A statue of Thomas Jefferson at Jefferson High School in Portland, Ore., has been torn down amid continued protests and criticisms of the founding father’s ownership of slaves.
The statue was torn down on Sunday evening after a demonstration organized by Rose City Justice to protest police brutality, Fox News reported.
Video has circulated of demonstrators pulling the statue down with ropes.
A reporter for KPTV News, a Fox News affiliate said the demonstration began at the high school and marched towards a nearby park. Demonstrators and news crews returned to find the statue toppled.
“Thomas Jefferson statue now toppled over at Jefferson High School. This was the meeting spot for tonight’s march in Portland. Wasn’t like this before we left at 7:15,” reporter Bonnie Silkman tweeted. “A speaker here says, ‘We’re taking the city back, one racist statue at a time.'”
Thomas Jefferson statue now toppled over at Jefferson High School. This was the meeting spot for tonight’s march in Portland. Wasn’t like this before we left at 7:15.
— Bonnie Silkman KPTV (@BonnieSilkman) June 15, 2020
The pediment for the statue was also spray-painted with the words “SLAVE OWNER” and “GEORGE FLOYD 846.”
After the statue fell, demonstrators could be seen hitting the statue with a mallet.
Following Silkman’s return to the high school, the Jefferson statue could be seen on the ground in front of the pedestal.
Later videos showed the statue had been moved down to the bottom of the stairs in front of the school.
Jefferson was the third president of the United States and helped author the Declaration of Independence, marking America’s birth through its split from English rule during the Revolutionary War. However, Jefferson has been criticized for his ownership of slaves. According to Monticello.org, which maintains Jefferson’s historic Monticello residence and documents his history, Jefferson owned 600 slaves.
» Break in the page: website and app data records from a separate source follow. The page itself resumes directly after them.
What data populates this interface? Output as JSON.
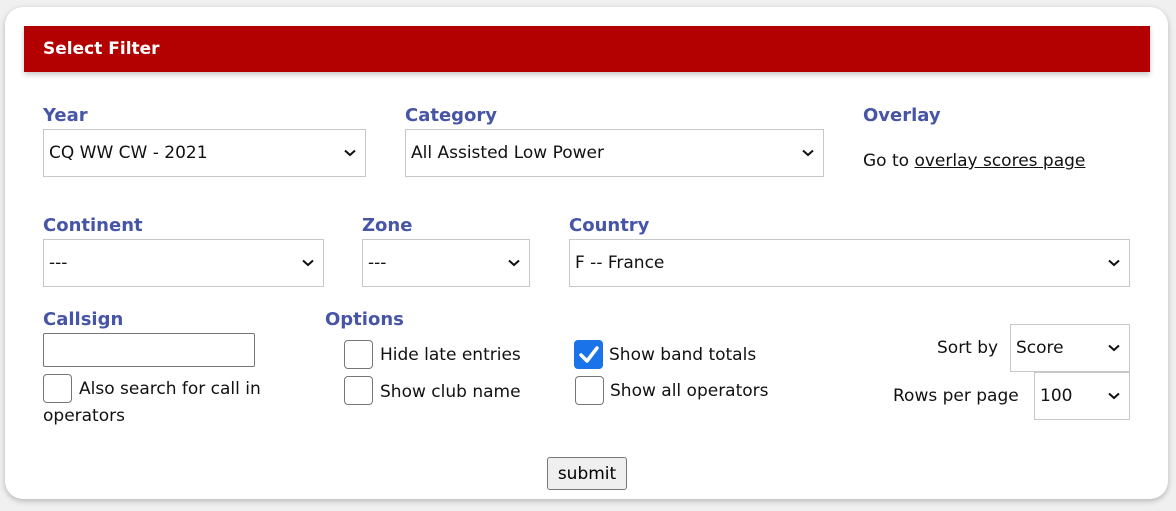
{
  "header": {
    "title": "Select Filter"
  },
  "colors": {
    "header_bg": "#b30000",
    "label": "#4655a6",
    "checkbox_checked": "#1a73e8"
  },
  "year": {
    "label": "Year",
    "selected": "CQ WW CW - 2021"
  },
  "category": {
    "label": "Category",
    "selected": "All Assisted Low Power"
  },
  "overlay": {
    "label": "Overlay",
    "prefix": "Go to",
    "link_text": "overlay scores page"
  },
  "continent": {
    "label": "Continent",
    "selected": "---"
  },
  "zone": {
    "label": "Zone",
    "selected": "---"
  },
  "country": {
    "label": "Country",
    "selected": "F -- France"
  },
  "callsign": {
    "label": "Callsign",
    "value": "",
    "placeholder": "",
    "also_search": {
      "label_line1": "Also search for call in",
      "label_line2": "operators",
      "checked": false
    }
  },
  "options": {
    "label": "Options",
    "items": [
      {
        "label": "Hide late entries",
        "checked": false
      },
      {
        "label": "Show club name",
        "checked": false
      },
      {
        "label": "Show band totals",
        "checked": true
      },
      {
        "label": "Show all operators",
        "checked": false
      }
    ]
  },
  "sort_by": {
    "label": "Sort by",
    "selected": "Score"
  },
  "rows_per_page": {
    "label": "Rows per page",
    "selected": "100"
  },
  "submit": {
    "label": "submit"
  },
  "icons": {
    "dropdown": "chevron-down-icon",
    "check": "checkmark-icon"
  }
}
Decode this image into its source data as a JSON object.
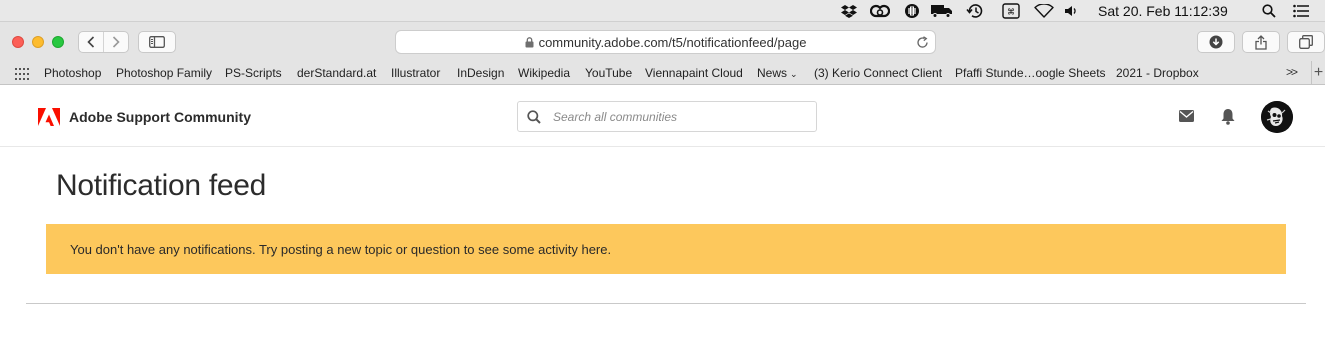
{
  "menubar": {
    "clock": "Sat 20. Feb  11:12:39",
    "status_icons": [
      "dropbox-icon",
      "creative-cloud-icon",
      "vpn-icon",
      "truck-icon",
      "time-machine-icon",
      "keyboard-icon",
      "wifi-icon",
      "volume-icon",
      "spotlight-icon",
      "list-icon"
    ]
  },
  "browser": {
    "url": "community.adobe.com/t5/notificationfeed/page",
    "bookmarks": [
      "Photoshop",
      "Photoshop Family",
      "PS-Scripts",
      "derStandard.at",
      "Illustrator",
      "InDesign",
      "Wikipedia",
      "YouTube",
      "Viennapaint Cloud",
      "News",
      "(3) Kerio Connect Client",
      "Pfaffi Stunde…oogle Sheets",
      "2021 - Dropbox"
    ],
    "more_label": ">>",
    "plus_label": "+"
  },
  "site": {
    "title": "Adobe Support Community",
    "search_placeholder": "Search all communities",
    "brand_color": "#fa0f00"
  },
  "main": {
    "page_title": "Notification feed",
    "notice": "You don't have any notifications. Try posting a new topic or question to see some activity here.",
    "notice_color": "#fdc85c"
  }
}
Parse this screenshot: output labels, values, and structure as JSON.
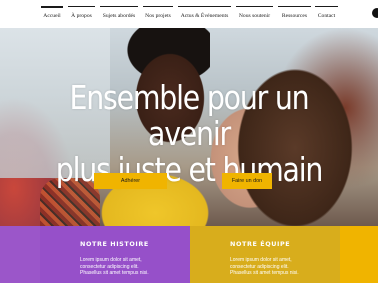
{
  "nav": {
    "items": [
      {
        "label": "Accueil",
        "active": true
      },
      {
        "label": "À propos",
        "active": false
      },
      {
        "label": "Sujets abordés",
        "active": false
      },
      {
        "label": "Nos projets",
        "active": false
      },
      {
        "label": "Actus & Événements",
        "active": false
      },
      {
        "label": "Nous soutenir",
        "active": false
      },
      {
        "label": "Ressources",
        "active": false
      },
      {
        "label": "Contact",
        "active": false
      }
    ]
  },
  "hero": {
    "title_line1": "Ensemble pour un avenir",
    "title_line2": "plus juste et humain",
    "buttons": {
      "join": "Adhérer",
      "donate": "Faire un don"
    }
  },
  "sections": {
    "history": {
      "title": "NOTRE HISTOIRE",
      "text_lines": [
        "Lorem ipsum dolor sit amet,",
        "consectetur adipiscing elit.",
        "Phasellus sit amet tempus nisi."
      ]
    },
    "team": {
      "title": "NOTRE ÉQUIPE",
      "text_lines": [
        "Lorem ipsum dolor sit amet,",
        "consectetur adipiscing elit.",
        "Phasellus sit amet tempus nisi."
      ]
    }
  },
  "colors": {
    "accent_yellow": "#f0b400",
    "purple": "#9650c9",
    "mustard": "#d8ad1c"
  }
}
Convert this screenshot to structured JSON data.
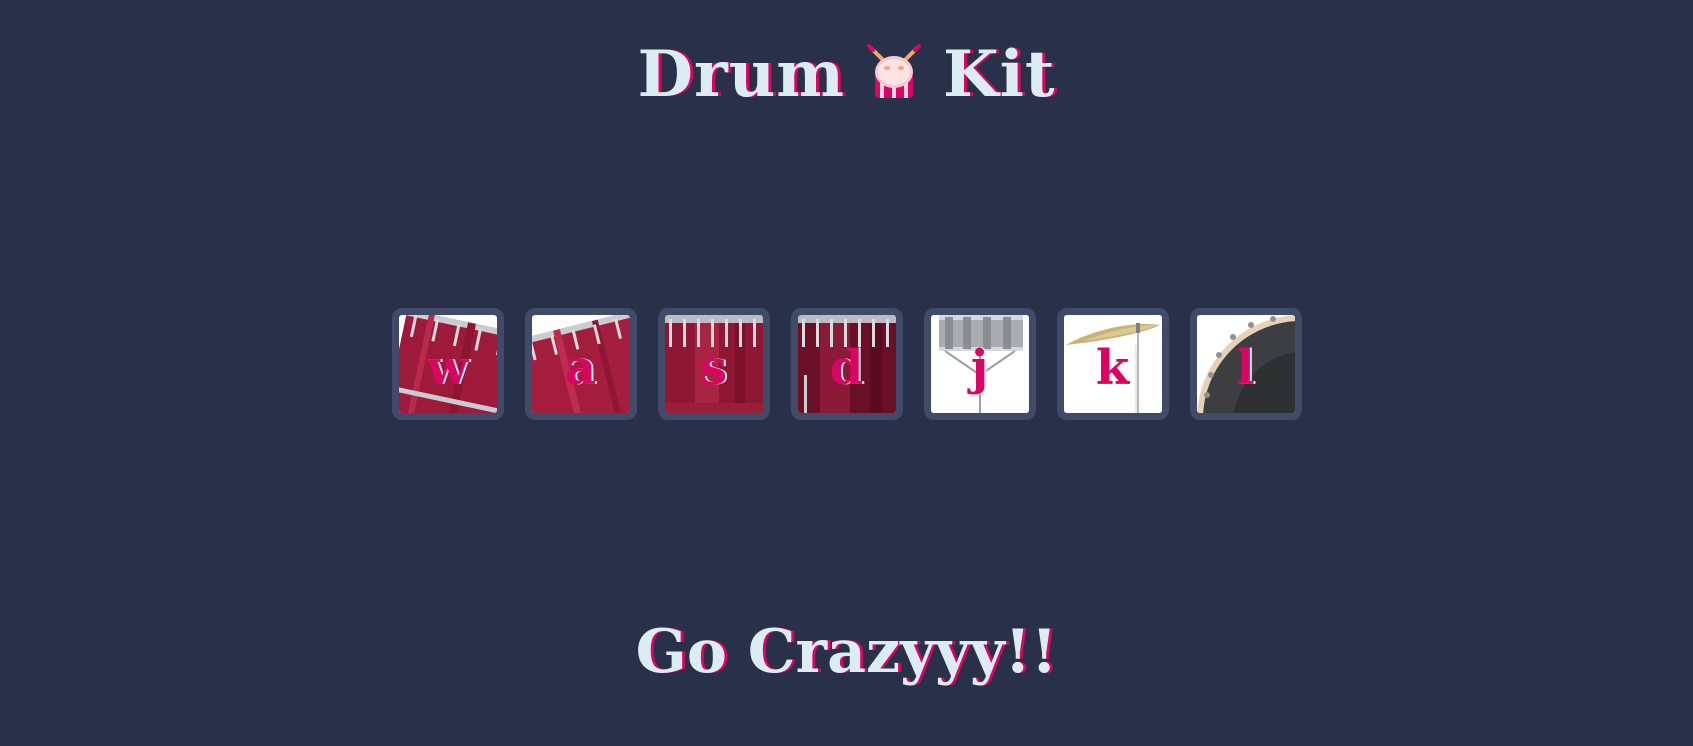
{
  "header": {
    "title_left": "Drum",
    "title_right": "Kit",
    "emoji_icon": "drum-icon"
  },
  "drums": [
    {
      "key": "w",
      "icon": "tom1-icon"
    },
    {
      "key": "a",
      "icon": "tom2-icon"
    },
    {
      "key": "s",
      "icon": "tom3-icon"
    },
    {
      "key": "d",
      "icon": "tom4-icon"
    },
    {
      "key": "j",
      "icon": "snare-icon"
    },
    {
      "key": "k",
      "icon": "crash-icon"
    },
    {
      "key": "l",
      "icon": "kick-icon"
    }
  ],
  "footer": {
    "text": "Go Crazyyy!!"
  },
  "colors": {
    "background": "#283149",
    "text": "#DBEDF3",
    "accent": "#DA0463",
    "drum_border": "#404B69"
  }
}
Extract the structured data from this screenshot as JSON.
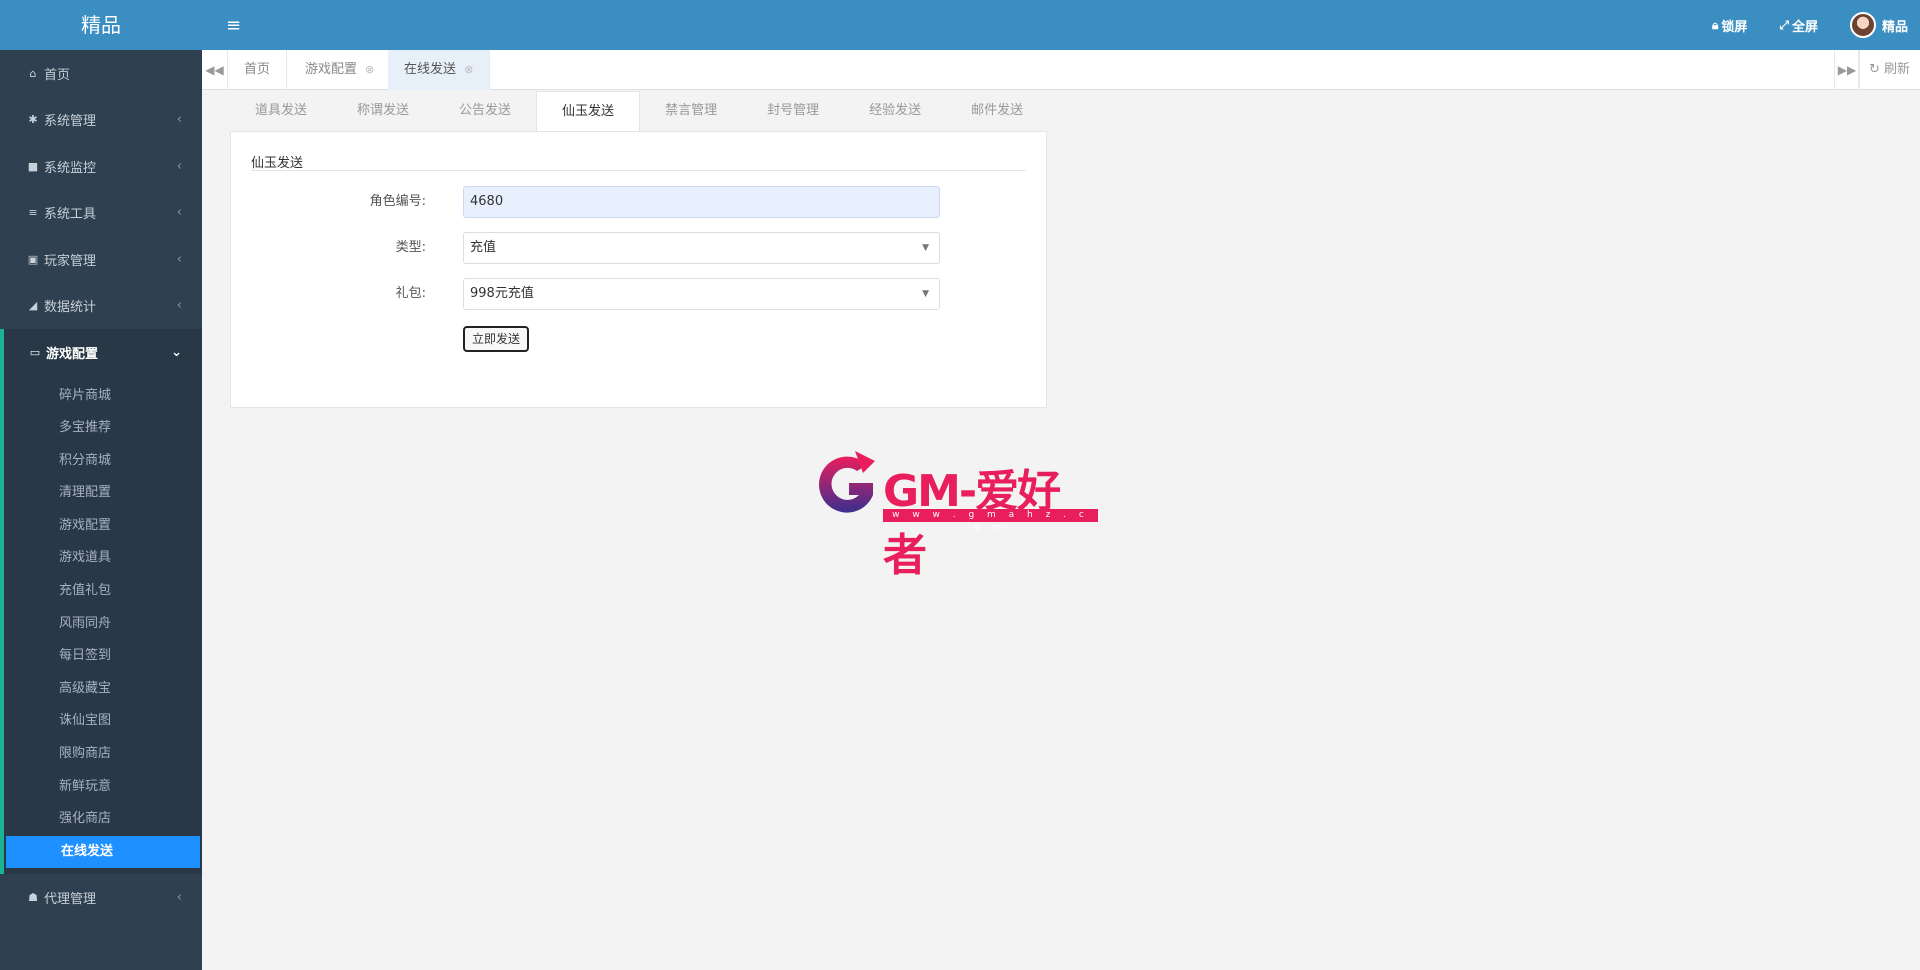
{
  "brand": "精品",
  "header": {
    "lock_label": "锁屏",
    "fullscreen_label": "全屏",
    "user_name": "精品"
  },
  "sidebar": {
    "items": [
      {
        "label": "首页",
        "icon": "home-icon"
      },
      {
        "label": "系统管理",
        "icon": "gear-icon"
      },
      {
        "label": "系统监控",
        "icon": "video-icon"
      },
      {
        "label": "系统工具",
        "icon": "list-icon"
      },
      {
        "label": "玩家管理",
        "icon": "user-card-icon"
      },
      {
        "label": "数据统计",
        "icon": "area-chart-icon"
      },
      {
        "label": "游戏配置",
        "icon": "desktop-icon"
      },
      {
        "label": "代理管理",
        "icon": "users-icon"
      }
    ],
    "game_config_sub": [
      "碎片商城",
      "多宝推荐",
      "积分商城",
      "清理配置",
      "游戏配置",
      "游戏道具",
      "充值礼包",
      "风雨同舟",
      "每日签到",
      "高级藏宝",
      "诛仙宝图",
      "限购商店",
      "新鲜玩意",
      "强化商店",
      "在线发送"
    ]
  },
  "page_tabs": [
    {
      "label": "首页"
    },
    {
      "label": "游戏配置"
    },
    {
      "label": "在线发送"
    }
  ],
  "refresh_label": "刷新",
  "sub_tabs": [
    "道具发送",
    "称谓发送",
    "公告发送",
    "仙玉发送",
    "禁言管理",
    "封号管理",
    "经验发送",
    "邮件发送"
  ],
  "form": {
    "title": "仙玉发送",
    "role_label": "角色编号:",
    "role_value": "4680",
    "type_label": "类型:",
    "type_value": "充值",
    "gift_label": "礼包:",
    "gift_value": "998元充值",
    "send_label": "立即发送"
  },
  "logo": {
    "text": "GM-爱好者",
    "url": "w w w . g m a h z . c o m"
  },
  "colors": {
    "topbar": "#3a8ec1",
    "sidebar": "#2f4050",
    "active_item": "#1e90ff",
    "logo": "#e91e5c"
  }
}
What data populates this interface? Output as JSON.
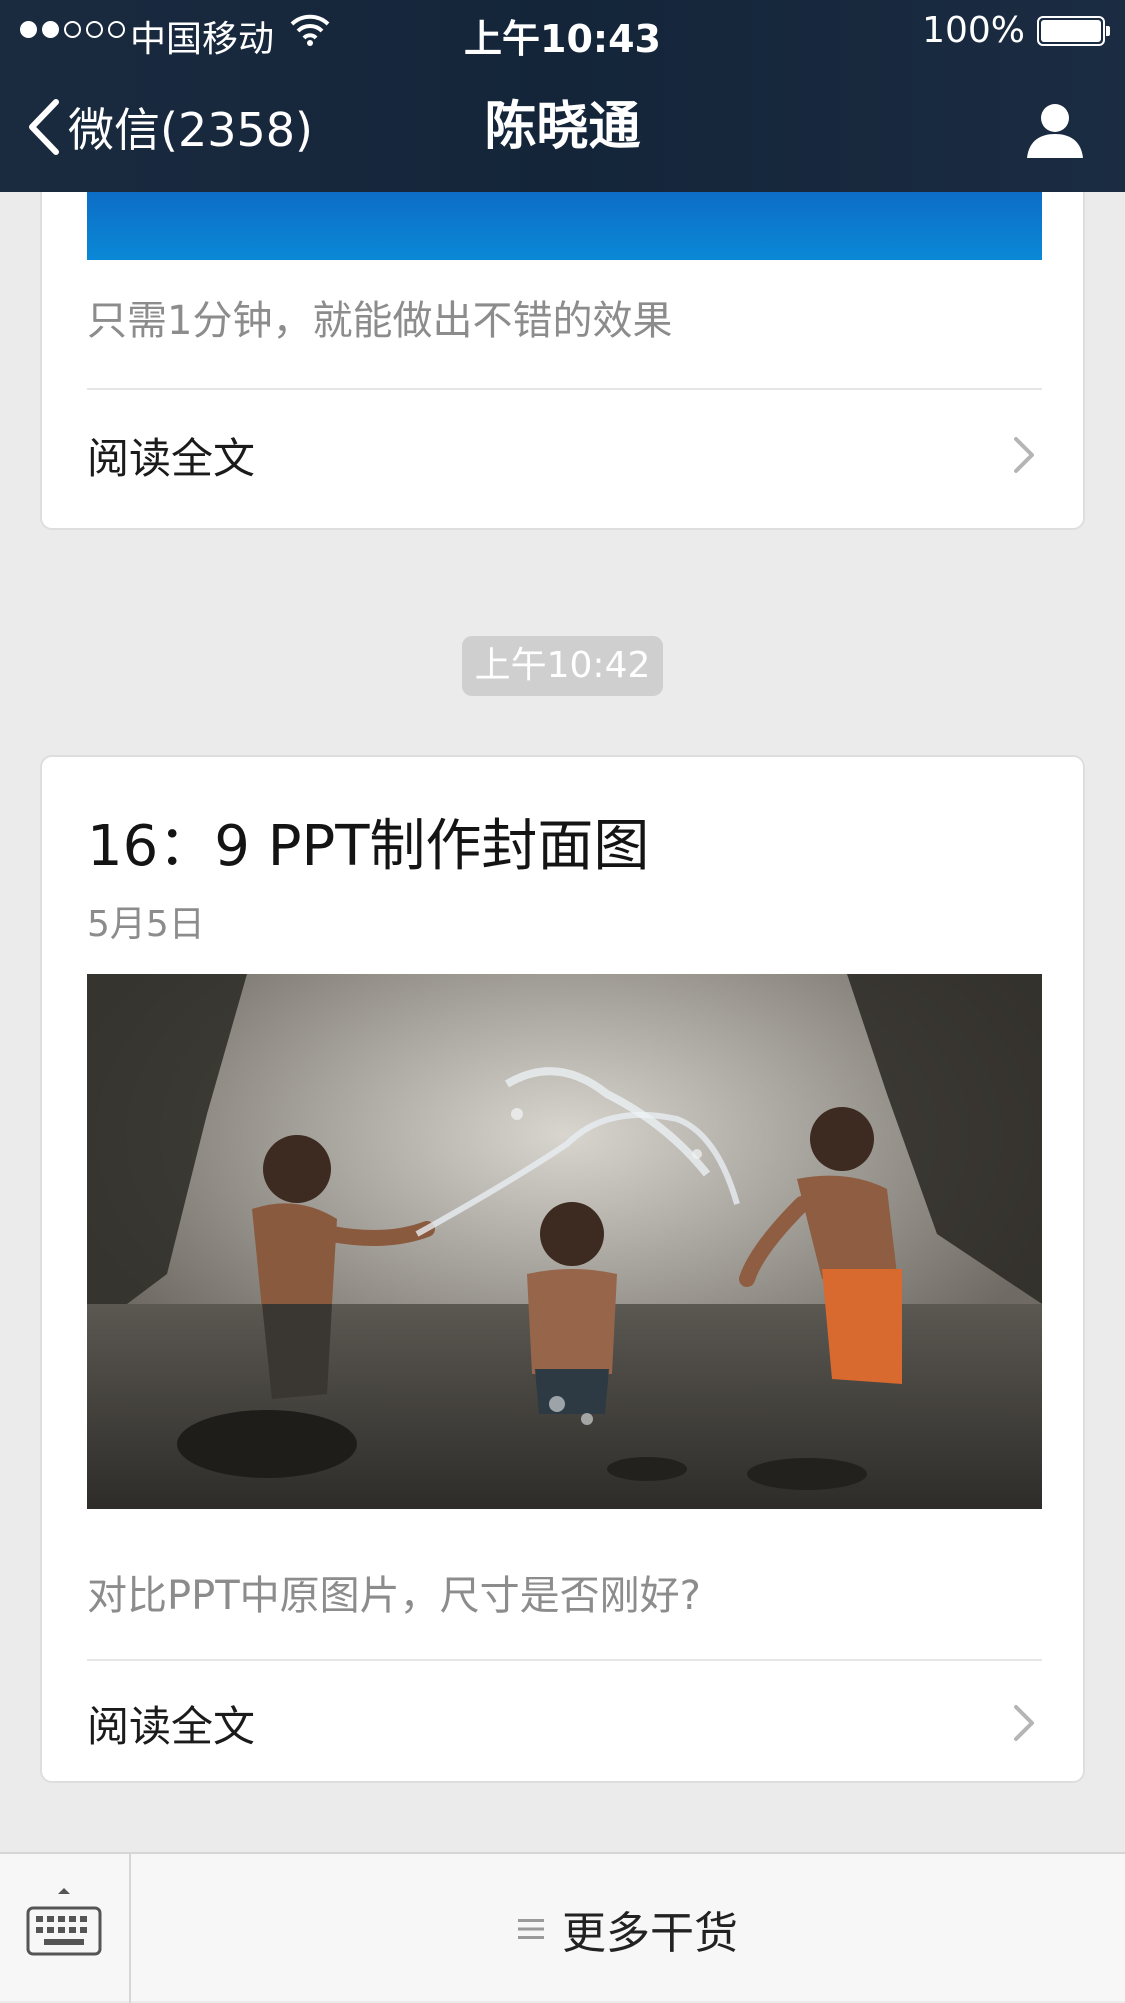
{
  "status_bar": {
    "carrier": "中国移动",
    "time": "上午10:43",
    "battery": "100%"
  },
  "nav": {
    "back_label": "微信(2358)",
    "title": "陈晓通"
  },
  "messages": [
    {
      "description": "只需1分钟，就能做出不错的效果",
      "read_more": "阅读全文"
    },
    {
      "title": "16：9 PPT制作封面图",
      "date": "5月5日",
      "description": "对比PPT中原图片，尺寸是否刚好?",
      "read_more": "阅读全文"
    }
  ],
  "timestamp": "上午10:42",
  "bottom_bar": {
    "menu_label": "更多干货"
  },
  "colors": {
    "nav_background": "#14253a",
    "page_background": "#ebebeb",
    "banner_blue": "#0a88d6"
  },
  "icons": {
    "back": "chevron-left-icon",
    "profile": "person-icon",
    "read_more": "chevron-right-icon",
    "keyboard": "keyboard-icon",
    "menu": "menu-lines-icon"
  }
}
The organization notes Jefferson’s stance on the institution of slavery was not always clear cut. Though he owned slaves, he also described the institution as a “moral depravity and a “hideous blot.”
Monticello.org notes Jefferson did author abolition legislation, “But Jefferson always maintained that the decision to emancipate slaves would have to be part of a democratic process; abolition would be stymied until slaveowners consented to free their human property together in a large-scale act of emancipation.”
The organization also noted efforts adopted by Jefferson to decrease reliance on slavery and a gradual emancipation by first bettering living conditions for slaves.
“The unintended effect of Jefferson’s plan was that his goal of “improving” slavery as a step towards ending it was used as an argument for its perpetuation,” Monticello.org noted. “Pro-slavery advocates after Jefferson’s death argued that if slavery could be ‘improved,’ abolition was unnecessary.”
The toppling of Jefferson’s statue comes amid nationwide protests. Demonstrations first started over the death of George Floyd, a black man who died in Minneapolis police custody. Demonstrations initially focused on efforts to address reforms in policing, but have grown to cover issues spanning America’s history on racial issues.
There have been calls for removals of statues and symbols of the Confederacy, which seceded from the union and fought to perpetuate slavery during the Civil War. Virginia Gov. Ralph Northam recently announced a decision to remove a statue of Confederate Gen. Robert E. Lee, which has stood in Richmond since 1890.
Military commands have also begun enacting bans of the Confederate flag on military installations and calls have come out to rename ten U.S. Army bases named for Confederate leaders.
Statue removals have gone beyond Confederate symbols. A statue of Christopher Columbus at the Minn. state capitol was torn from its pediment last week.
The movement in favor of removing statues has spread to other U.S. presidents as well.
Fox News reported a petition calling for the removal of the Emancipation Memorial statue in Boston, Mass. has garnered more than 7,800 signatures. The statue depicts President Abraham Lincoln standing over a freed slave.
White House Press Secretary Kayleigh McEnany answered questions about President Donald Trump’s stance on statues and memorials to historic figures in comments prior to the Jefferson statue’s toppling.
“Kayleigh McEnany: ‘Are we to remove from history George Washington? Are we to remove Thomas Jefferson? Are we to remove FDR?'” The Hill tweeted with a clip of McEnany’s remarks.
Kayleigh McEnany: “Are we to remove from history George Washington? Are we to remove Thomas Jefferson? Are we to remove FDR?” pic.twitter.com/uXxmF0Xmf3
— The Hill (@thehill) June 11, 2020
Washington, America’s first president also owned slaves. While slavery had been abolished by the time of Franklin Delano Roosevelt’s presidency, he has also been described as a controversial figure for instituting Japanese Internment during World War II.